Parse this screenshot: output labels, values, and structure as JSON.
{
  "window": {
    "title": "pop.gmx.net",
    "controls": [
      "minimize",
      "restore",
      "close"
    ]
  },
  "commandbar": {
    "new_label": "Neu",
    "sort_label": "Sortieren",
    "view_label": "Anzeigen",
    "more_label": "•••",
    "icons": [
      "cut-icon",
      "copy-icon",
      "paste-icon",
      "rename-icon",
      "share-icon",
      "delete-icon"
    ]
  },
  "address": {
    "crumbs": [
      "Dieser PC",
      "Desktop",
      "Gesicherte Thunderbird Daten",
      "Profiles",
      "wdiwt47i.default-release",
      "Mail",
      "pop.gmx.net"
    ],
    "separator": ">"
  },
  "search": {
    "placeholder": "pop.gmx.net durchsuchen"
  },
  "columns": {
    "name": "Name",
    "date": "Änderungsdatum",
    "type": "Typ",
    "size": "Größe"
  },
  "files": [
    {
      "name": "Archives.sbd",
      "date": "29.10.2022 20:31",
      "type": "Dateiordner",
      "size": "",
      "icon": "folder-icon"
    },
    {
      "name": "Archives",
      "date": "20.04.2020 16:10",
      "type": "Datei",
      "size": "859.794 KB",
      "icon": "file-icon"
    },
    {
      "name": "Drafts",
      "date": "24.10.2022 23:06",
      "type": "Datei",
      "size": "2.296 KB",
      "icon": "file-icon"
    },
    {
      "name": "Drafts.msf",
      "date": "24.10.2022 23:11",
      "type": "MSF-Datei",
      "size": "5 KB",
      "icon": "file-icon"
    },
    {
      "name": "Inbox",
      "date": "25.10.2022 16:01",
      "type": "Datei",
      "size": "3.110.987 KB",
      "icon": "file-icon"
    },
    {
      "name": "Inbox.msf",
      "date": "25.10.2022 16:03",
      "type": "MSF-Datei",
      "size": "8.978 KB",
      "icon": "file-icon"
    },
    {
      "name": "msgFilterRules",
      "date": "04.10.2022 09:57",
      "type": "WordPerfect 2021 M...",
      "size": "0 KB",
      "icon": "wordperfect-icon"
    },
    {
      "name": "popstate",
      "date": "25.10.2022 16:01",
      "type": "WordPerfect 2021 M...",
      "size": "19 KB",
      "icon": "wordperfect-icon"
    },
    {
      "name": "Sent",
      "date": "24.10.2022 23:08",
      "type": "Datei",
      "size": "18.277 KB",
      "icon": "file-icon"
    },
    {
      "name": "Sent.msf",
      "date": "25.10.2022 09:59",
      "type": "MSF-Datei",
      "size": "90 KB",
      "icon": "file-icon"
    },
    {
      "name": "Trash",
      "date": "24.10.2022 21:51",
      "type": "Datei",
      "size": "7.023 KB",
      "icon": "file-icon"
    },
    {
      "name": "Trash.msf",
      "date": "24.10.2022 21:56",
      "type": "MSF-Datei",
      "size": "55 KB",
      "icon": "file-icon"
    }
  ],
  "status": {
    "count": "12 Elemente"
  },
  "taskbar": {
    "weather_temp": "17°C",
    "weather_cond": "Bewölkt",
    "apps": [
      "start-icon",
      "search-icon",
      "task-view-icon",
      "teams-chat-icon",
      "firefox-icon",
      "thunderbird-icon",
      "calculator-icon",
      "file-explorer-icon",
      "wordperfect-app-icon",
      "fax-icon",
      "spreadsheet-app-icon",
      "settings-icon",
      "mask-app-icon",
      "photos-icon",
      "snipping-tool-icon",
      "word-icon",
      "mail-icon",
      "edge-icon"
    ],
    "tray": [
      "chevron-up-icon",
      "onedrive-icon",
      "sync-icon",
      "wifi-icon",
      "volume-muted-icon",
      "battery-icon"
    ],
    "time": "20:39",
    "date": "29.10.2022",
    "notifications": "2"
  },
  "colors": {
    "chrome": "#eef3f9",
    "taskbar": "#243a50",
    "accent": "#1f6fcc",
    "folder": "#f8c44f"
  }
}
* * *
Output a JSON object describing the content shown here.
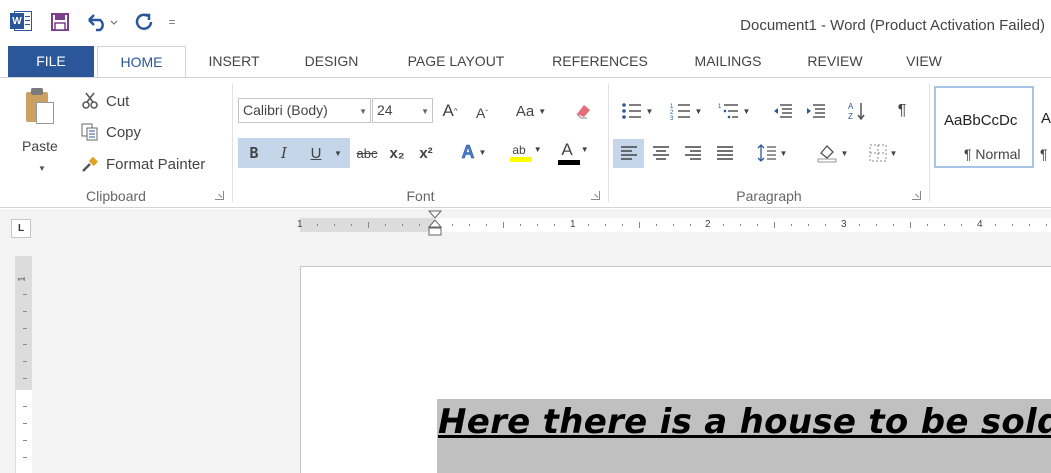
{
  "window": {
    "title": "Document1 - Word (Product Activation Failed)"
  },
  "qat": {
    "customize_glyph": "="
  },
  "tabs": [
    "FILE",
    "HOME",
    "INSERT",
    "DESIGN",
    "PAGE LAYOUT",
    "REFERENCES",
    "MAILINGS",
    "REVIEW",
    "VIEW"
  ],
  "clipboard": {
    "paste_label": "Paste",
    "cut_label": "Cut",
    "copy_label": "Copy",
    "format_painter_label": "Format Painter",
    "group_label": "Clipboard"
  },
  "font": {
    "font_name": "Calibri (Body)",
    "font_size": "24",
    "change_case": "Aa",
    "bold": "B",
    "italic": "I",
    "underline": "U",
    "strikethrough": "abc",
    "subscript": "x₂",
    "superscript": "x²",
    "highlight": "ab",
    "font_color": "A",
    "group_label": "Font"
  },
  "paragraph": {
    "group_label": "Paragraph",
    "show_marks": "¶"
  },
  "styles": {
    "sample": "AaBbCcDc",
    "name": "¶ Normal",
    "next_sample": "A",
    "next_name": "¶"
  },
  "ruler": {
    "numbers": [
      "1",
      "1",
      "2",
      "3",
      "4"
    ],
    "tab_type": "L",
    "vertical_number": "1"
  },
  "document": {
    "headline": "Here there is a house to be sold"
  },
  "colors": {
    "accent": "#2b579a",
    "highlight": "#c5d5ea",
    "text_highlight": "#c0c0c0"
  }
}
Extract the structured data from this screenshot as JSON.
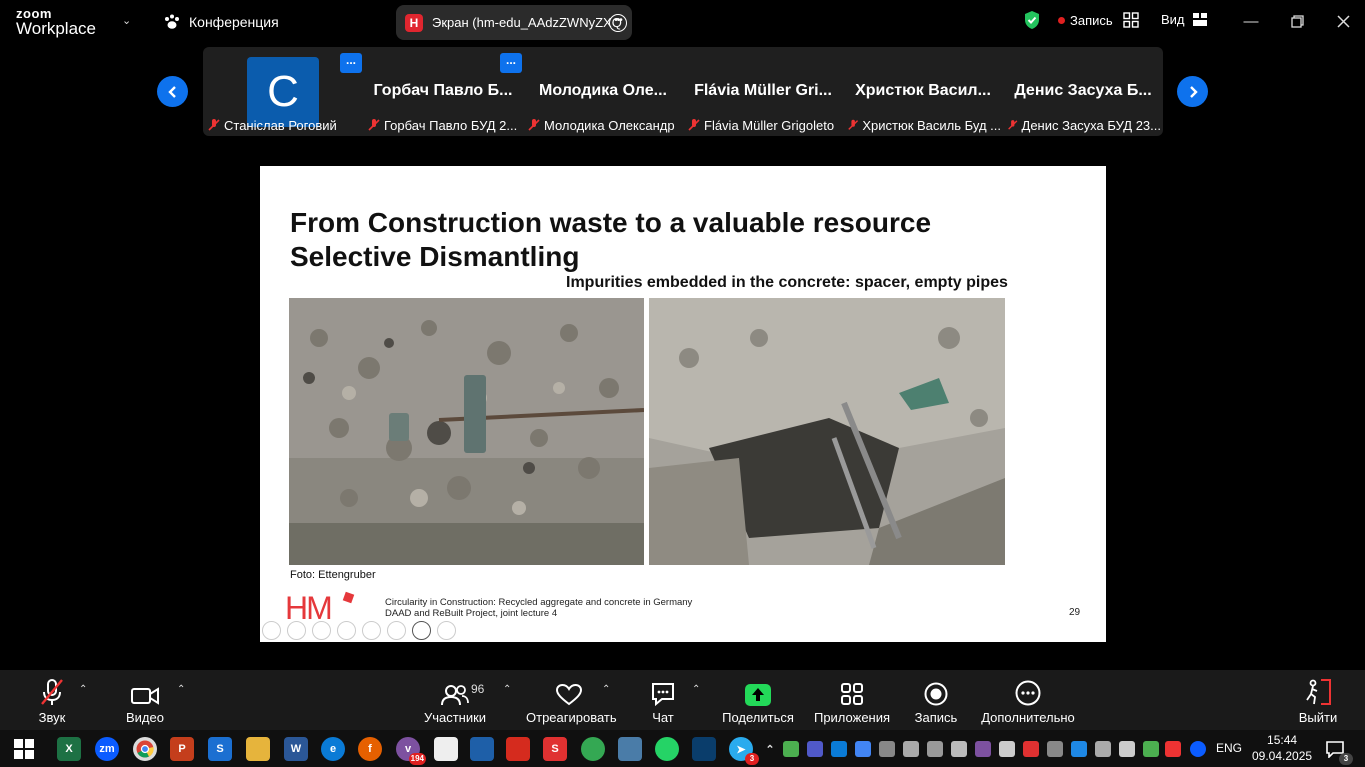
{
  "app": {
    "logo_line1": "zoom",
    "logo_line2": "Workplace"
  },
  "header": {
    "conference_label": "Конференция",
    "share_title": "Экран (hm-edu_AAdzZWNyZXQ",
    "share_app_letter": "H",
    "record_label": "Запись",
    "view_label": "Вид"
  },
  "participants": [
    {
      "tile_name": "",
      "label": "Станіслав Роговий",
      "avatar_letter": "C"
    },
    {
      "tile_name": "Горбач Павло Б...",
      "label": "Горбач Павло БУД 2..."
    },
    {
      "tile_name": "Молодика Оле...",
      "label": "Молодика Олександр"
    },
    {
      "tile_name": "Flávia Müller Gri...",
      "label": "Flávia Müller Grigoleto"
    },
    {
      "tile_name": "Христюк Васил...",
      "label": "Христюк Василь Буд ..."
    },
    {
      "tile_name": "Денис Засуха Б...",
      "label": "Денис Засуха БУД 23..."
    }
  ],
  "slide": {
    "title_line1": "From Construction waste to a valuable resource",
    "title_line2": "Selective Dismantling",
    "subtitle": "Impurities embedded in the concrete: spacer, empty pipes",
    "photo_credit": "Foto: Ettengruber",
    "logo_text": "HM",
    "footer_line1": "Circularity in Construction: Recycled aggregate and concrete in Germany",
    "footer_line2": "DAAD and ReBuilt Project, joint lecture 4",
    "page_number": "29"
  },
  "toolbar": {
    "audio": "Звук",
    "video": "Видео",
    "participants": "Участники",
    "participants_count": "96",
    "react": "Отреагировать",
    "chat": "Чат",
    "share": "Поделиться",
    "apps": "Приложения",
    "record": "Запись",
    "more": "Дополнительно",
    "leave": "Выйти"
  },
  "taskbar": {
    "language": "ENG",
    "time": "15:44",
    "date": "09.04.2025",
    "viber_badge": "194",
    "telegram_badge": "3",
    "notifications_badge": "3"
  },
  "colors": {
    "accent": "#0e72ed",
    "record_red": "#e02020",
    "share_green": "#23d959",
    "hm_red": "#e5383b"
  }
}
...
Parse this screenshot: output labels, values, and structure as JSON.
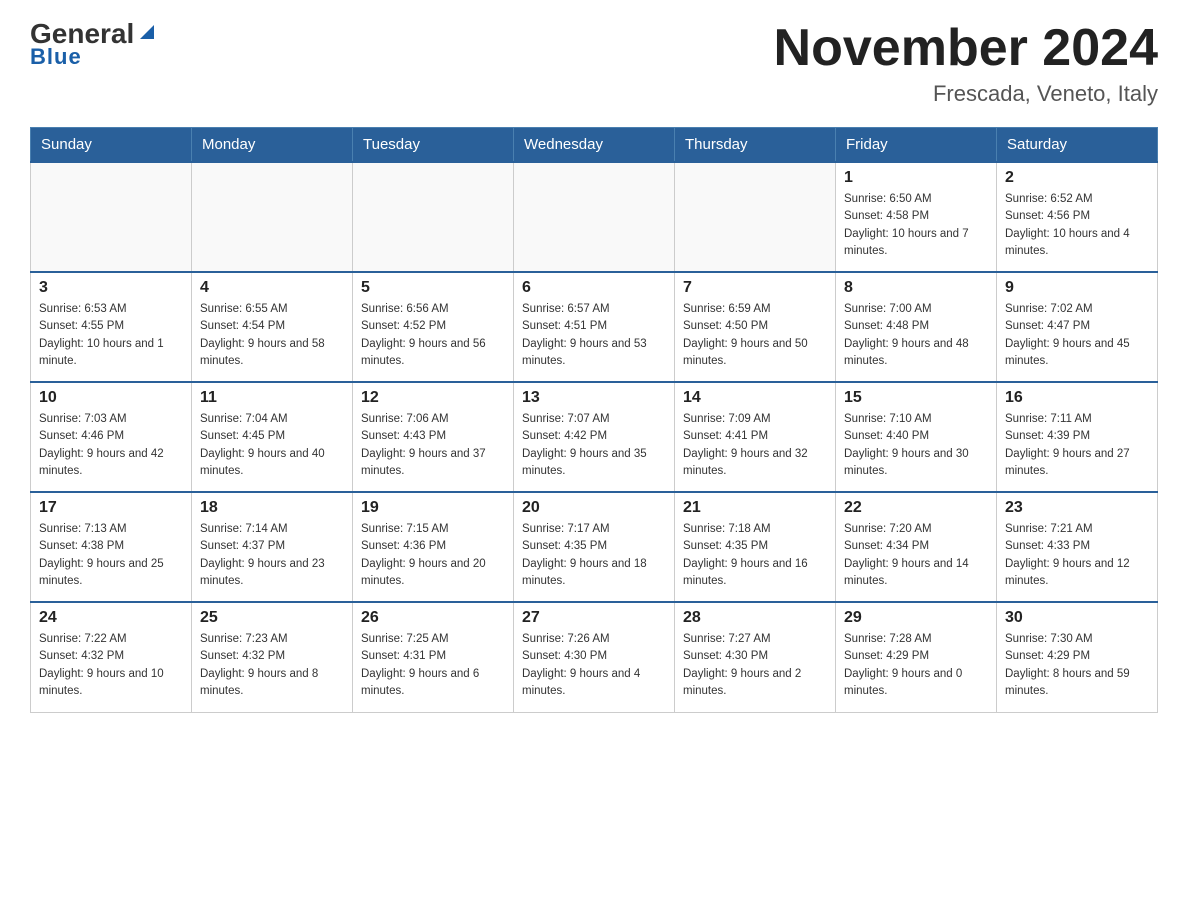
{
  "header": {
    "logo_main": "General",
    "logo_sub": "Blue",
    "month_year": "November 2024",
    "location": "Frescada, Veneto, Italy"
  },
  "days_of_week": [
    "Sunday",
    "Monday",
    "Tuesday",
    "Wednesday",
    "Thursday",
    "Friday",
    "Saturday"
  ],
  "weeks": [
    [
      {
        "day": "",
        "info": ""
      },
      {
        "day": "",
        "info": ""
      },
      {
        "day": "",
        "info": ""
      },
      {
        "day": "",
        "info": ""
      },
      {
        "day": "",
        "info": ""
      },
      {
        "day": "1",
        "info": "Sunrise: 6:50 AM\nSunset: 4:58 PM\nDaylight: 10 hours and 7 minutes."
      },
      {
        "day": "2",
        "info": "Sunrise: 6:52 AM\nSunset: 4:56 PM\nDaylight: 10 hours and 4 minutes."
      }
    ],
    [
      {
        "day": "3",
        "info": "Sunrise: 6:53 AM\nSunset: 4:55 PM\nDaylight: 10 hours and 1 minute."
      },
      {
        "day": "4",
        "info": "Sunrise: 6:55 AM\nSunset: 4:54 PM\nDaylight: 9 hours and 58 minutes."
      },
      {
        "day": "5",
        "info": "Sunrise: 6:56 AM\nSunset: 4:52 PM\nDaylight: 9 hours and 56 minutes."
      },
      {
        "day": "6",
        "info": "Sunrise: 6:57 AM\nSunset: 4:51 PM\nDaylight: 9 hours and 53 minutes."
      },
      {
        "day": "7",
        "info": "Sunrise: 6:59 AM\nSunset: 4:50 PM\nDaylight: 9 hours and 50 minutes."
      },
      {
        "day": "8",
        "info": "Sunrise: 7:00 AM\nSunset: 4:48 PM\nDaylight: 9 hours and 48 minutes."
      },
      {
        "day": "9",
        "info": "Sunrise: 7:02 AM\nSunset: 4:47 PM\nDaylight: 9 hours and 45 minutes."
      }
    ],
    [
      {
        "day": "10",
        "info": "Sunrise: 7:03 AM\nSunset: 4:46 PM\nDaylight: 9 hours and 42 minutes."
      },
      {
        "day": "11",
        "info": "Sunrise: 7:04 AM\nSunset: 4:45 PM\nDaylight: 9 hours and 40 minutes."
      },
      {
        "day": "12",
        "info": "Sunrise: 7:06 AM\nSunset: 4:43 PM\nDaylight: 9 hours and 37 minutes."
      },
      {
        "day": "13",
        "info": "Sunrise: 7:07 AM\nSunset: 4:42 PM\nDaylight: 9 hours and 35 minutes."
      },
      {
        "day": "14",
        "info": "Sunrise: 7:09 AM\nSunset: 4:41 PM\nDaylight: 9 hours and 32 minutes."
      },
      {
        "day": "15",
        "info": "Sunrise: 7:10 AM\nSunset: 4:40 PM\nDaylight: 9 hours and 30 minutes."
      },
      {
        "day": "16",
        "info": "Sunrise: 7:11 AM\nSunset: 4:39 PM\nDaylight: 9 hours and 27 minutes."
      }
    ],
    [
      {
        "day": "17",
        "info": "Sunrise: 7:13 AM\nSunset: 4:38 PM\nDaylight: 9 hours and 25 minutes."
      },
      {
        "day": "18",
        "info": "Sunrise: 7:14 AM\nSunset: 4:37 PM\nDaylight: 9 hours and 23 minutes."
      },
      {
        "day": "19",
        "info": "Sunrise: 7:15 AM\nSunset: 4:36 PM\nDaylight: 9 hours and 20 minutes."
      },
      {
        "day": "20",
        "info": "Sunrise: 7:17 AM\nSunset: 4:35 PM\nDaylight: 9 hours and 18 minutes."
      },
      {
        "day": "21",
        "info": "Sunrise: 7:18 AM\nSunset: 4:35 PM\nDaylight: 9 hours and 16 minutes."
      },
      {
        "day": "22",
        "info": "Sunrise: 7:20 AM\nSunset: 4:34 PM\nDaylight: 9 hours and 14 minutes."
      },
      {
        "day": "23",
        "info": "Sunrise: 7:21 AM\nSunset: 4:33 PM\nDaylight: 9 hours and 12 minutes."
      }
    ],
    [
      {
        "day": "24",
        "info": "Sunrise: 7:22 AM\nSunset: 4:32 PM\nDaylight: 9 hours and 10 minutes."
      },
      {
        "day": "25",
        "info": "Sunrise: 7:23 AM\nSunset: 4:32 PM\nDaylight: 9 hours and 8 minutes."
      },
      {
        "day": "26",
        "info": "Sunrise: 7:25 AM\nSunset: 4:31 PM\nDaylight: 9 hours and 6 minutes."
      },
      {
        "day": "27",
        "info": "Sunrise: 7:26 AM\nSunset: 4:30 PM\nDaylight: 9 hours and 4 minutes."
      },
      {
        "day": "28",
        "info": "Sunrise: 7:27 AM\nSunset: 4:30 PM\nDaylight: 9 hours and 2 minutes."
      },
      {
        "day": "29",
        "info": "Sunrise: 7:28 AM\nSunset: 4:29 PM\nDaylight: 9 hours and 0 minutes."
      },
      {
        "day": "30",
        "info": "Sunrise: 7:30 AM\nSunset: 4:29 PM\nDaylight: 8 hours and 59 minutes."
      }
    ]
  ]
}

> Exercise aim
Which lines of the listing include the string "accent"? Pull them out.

> Task output
    "accent": "#1f6fcc",
    "accent": "#2b579a",
    "accent": "#0e72ed",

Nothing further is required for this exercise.